Here are the latest developments:
- U.S. President Donald Trump blames Iran for Thursday's attacks and says any bid to close the Strait of Hormuz would not last long.
- The U.S. military releases a video saying it shows Iran's Revolutionary Guard drawing up to side of the Japanese-owned Kokuka Courageous tanker and removing an unexploded mine from its hull.
- The Iranian Foreign Ministry spokesman says accusing Iran is "convenient" for U.S. Secretary of State Mike Pompeo and other U.S. officials, adding Iran is responsible for security in the Strait of Hormuz.
- Germany says U.S. video not enough to apportion blame.
- The European Union and China issue calls for restraint from all sides.
- Iran says it has dispatched experts to assess whether rescued crew - Iranian TV showed 23 crew believed to be from the Front Altair - could return to the vessel.
- The U.S. Navy says 21 crew from the Kokuka Courageous were rescued by a Dutch tug and transferred to USS Bainbridge.
- Norway's Frontline, owner of the Front Altair, says a fire aboard the ship, which was carrying naphtha, has been extinguished.
- Owner Kokuka Sangyo Co says two "flying objects" damaged the Kokuka Courageous but there was no damage to its cargo of methanol.

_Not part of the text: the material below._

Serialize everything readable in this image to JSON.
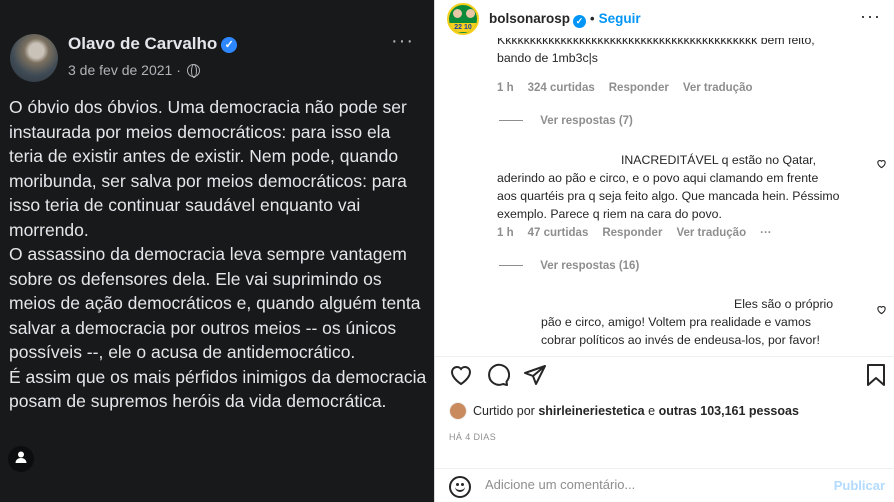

- Dutch marine engineer Boskalis says it has been appointed to salvage both tankers.
(Editing by Edmund Blair)